Heroes: three football clubs (Russian, French and Argentine), one midfielder and around 40 million euros. Additionally: fraudsters. On the downside: 520 thousand euro. In short: it’s the story of Leandro Paredes' transition from the Russian team Zenit to the French Paris Saint-Germain.
For the uninitiated
In January, the sports media reported Paredes' transfer from Russian Zenit to Paris Saint-Germain in France. The operation was worth about EUR 40 million (for 4.5 seasons). In accordance with the FIFA rules, the first Paredes club, Argentine Boca Juniors, may demand the payment of an amount representing approximately 3.5% of the transaction amount: EUR 1,299,377.48 to be exact.
Both Paris Saint-Germain and Boca Juniors agreed to pay in three installments. The first – in the amount of EUR 519 750.99 – was to reach the bank account on March 6 this year. Unfortunately, the Argentine club didn’t get any money.
Where did half a million euro go?

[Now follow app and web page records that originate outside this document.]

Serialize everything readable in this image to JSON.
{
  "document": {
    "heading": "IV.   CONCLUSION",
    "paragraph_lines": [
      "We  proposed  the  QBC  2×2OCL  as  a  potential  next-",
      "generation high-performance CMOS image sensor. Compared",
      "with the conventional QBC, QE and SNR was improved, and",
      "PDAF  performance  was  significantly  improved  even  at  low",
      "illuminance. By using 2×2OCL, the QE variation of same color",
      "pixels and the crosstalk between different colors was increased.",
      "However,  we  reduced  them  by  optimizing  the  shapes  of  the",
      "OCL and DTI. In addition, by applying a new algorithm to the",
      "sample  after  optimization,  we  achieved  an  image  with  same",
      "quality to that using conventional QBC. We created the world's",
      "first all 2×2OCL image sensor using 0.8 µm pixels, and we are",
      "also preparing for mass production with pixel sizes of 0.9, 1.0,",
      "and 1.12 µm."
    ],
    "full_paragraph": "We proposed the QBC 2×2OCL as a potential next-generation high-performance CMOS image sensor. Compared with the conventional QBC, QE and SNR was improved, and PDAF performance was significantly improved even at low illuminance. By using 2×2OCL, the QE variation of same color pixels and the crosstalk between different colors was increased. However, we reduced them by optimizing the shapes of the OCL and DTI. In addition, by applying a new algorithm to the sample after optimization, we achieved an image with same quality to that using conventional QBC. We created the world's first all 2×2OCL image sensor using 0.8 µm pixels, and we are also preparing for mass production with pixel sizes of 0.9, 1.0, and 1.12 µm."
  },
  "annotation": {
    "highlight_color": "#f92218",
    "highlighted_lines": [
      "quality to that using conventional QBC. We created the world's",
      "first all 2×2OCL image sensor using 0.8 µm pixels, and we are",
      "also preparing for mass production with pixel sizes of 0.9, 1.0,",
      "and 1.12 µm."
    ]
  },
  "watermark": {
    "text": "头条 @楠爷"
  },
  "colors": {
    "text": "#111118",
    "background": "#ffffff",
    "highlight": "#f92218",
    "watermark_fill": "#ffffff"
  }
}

Of course, international bank transfers take a bit longer, but when the money still has not reached the target account on March 12, Boca Juniors decided to turn to the French for clarification.
On March 18, representatives of the French club replied that the payment had been made. On March 22, a confirmation of payment was sent. According to their estimates, the Argentine club should receive money in a week’s maximum.
Time passed. Clubs exchanged polite messages about the missing money. Ultimately, however, the Argentineans threatened to file a complaint with FIFA, and the French replied that they had transferred the money as agreed. Boca Juniors officials asked for more detailed information, so the French club sent them all available correspondence and documentation. The truth turned out to be cruel.
The Boca Juniors found that their money first went to a bank account for a Mexican company, Vector Casa de Bolsa, at a New York bank. The next ones went to Mexico, on an account owned by a company called OM IT Solutions SA de CV Of course, representatives of Boca Juniors heard these names for the first time.
How is it possible that things have turned this way? It found that some messages from alleged Boca Juniors employees were sent to Paris Saint-Germain from unauthorized addresses. The difference in name was small, which made it almost imperceptible. According to the Argentinean news portal Infobae , which has documentation of the incident, instead of bocajuniors.com.ar, the scammers used addresses in a different domain that differs by only one letter. These messages contained instructions that disappeared 520,000 jobs. euro.
The Boca Juniors club has sought legal aid, and at the time of writing, the investigation is ongoing. According to the report, the scammers managed to gain unauthorized access to the mail of someone from the Argentine club staff, giving them the information they needed to successfully conduct social engineering .
How not to fall victim to such a scam
The above story is obviously not a normal scam. The attackers were perfectly prepared. So the most important thing is to educate your employees so that they know what tricks are used by cybercriminals.
Our Kaspersky Security Awareness program not only teaches you how to inform staff about existing threats, but also how to convey the skills needed to recognize social engineering.